I could go on but by now you probably already feel badly enough.First, as in all things, you must accept what you are doing. Admit that you’re burning green; you’re bloated with wanting; you’re lacerated by the mea culpa whip; or locked in your own shame closet. And it hurts. It’s crushing. It makes you want to wear a ski mask out in public, or simply have all things delivered to your door so you never have to leave the domicile again.But I ask you to stop and look: what are you really longing for/ comparing yourself to? Follow the trajectory of what you envy or compare yourself to, and you’ll find a seed crystal of your purpose. Why do you compare yourself to THAT PERSON? What does she have you want for yourself? What piece of what she has do you, possibly, already have? If you’re longing, you probably aren’t doing. If you’re doing, taking steps toward what you most want, then you may be falling into the trap of impatience, urgency. Take some breaths, come back to what you love about what you’re doing. If you’re beating yourself up, you aren’t putting energy into how to find the strength that does exist in you.

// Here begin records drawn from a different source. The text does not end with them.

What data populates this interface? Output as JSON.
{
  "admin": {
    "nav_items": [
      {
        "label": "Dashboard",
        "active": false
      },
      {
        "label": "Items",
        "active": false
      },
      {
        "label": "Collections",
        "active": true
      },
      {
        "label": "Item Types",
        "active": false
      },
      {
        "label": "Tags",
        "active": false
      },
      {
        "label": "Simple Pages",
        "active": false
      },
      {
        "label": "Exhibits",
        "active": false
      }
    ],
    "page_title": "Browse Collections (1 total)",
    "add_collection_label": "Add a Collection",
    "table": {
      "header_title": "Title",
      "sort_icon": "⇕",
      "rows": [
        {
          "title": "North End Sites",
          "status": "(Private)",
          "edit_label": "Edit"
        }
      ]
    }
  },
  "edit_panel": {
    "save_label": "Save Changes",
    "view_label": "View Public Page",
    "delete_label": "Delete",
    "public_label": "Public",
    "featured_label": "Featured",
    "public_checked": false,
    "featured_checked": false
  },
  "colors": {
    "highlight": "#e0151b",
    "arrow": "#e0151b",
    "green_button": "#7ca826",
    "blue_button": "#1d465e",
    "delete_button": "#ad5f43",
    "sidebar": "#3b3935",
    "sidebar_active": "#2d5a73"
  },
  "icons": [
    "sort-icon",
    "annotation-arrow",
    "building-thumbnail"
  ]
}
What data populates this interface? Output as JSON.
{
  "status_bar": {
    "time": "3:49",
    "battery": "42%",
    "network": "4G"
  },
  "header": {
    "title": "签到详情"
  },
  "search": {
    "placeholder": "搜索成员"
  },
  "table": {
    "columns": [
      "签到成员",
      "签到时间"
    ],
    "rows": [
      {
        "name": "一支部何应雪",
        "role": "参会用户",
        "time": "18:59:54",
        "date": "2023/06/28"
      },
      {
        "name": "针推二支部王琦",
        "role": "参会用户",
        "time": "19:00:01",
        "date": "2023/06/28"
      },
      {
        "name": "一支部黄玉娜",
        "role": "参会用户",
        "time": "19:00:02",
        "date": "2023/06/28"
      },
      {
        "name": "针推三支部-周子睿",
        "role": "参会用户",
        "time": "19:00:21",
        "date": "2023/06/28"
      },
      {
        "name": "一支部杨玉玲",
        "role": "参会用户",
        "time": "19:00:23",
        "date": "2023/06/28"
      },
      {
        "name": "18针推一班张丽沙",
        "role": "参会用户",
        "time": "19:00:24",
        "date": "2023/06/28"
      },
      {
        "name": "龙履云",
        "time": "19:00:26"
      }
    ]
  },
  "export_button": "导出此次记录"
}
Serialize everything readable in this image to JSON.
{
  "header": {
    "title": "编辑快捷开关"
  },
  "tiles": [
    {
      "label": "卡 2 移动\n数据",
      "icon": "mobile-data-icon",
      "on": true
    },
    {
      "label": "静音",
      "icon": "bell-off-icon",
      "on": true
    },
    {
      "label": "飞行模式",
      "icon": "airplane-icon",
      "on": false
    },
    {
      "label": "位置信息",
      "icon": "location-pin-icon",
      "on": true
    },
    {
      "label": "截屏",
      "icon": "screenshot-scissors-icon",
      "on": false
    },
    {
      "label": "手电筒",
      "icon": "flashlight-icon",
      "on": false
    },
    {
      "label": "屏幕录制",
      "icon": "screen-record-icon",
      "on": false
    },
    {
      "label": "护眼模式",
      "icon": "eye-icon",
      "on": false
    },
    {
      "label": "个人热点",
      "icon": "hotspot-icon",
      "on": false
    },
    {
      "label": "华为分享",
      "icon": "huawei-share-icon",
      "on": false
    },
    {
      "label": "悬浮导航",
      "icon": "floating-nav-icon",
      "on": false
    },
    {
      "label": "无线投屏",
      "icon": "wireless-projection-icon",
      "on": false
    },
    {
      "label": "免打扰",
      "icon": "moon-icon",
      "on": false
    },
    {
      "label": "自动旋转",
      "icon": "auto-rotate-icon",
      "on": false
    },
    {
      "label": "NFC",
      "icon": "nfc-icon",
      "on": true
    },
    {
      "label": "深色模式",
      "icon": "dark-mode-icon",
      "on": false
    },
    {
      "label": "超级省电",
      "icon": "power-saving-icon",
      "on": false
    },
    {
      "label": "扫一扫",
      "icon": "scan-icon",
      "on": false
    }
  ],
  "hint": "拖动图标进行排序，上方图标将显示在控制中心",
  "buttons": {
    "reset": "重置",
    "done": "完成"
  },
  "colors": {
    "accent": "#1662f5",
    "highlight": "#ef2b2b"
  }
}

Any time you invest mental or emotional energy into wishing you had what someone else has, you drain away vital creative energy that can bring you closer to your desires.We all make mistakes, fumble, waste time, screw around on the internet when we should be working. But guess what? You can stop at any time and turn that energy back toward your own passion.The antidote to comparison is to find what you love, and what you’re good at, and then invest even more energy into that. The more you work at something with genuine passion, the less time or energy you have for comparisons, for self-flagellation. An object in motion tends to stay in motion said Isaac Newton. I say an object under motivation tends to stay motivated: you, doing what makes you happy.
What gives you toe-curling pleasure when you work at it? What makes you feel almost guilty with joy when you get to do it? And I’m talking work here, not binge-watching Orange is the New Black. For example: When I write fiction, when I write it and revise it, and dream up new avenues for my characters, then polish and perfect and find places to submit to. That right there is my happy place–all aspects of that bring me effervescent bliss. Yeah, I have “hard” days but the hardest day writing fiction is still a better day than most. What is your writing bliss?
There will always be people who arrived before you, who had more money or pushier, wealthier parents and greater opportunities. There will always be someone more something than you.But what is your special something? What is your little shiny corner of real estate? Find it, name it, polish it, love it. Work hard at it; there are people out there who are battling a green dragon over wanting to be you.So be the most awesome version of you that you know how. First step: stop counting other people’s blessings. Make and count your own.
If you like what you’ve read, please subscribe to this blog or sign up for my newsletter. Also check out my books: Night Oracle, Make a Scene: Crafting a Powerful Story One Scene at a Time and, Forged in Grace. And check out my Plot & Scene Writing Retreat with Martha Alderson at the Mt. Madonna Retreat Center, May 1-3, 2015.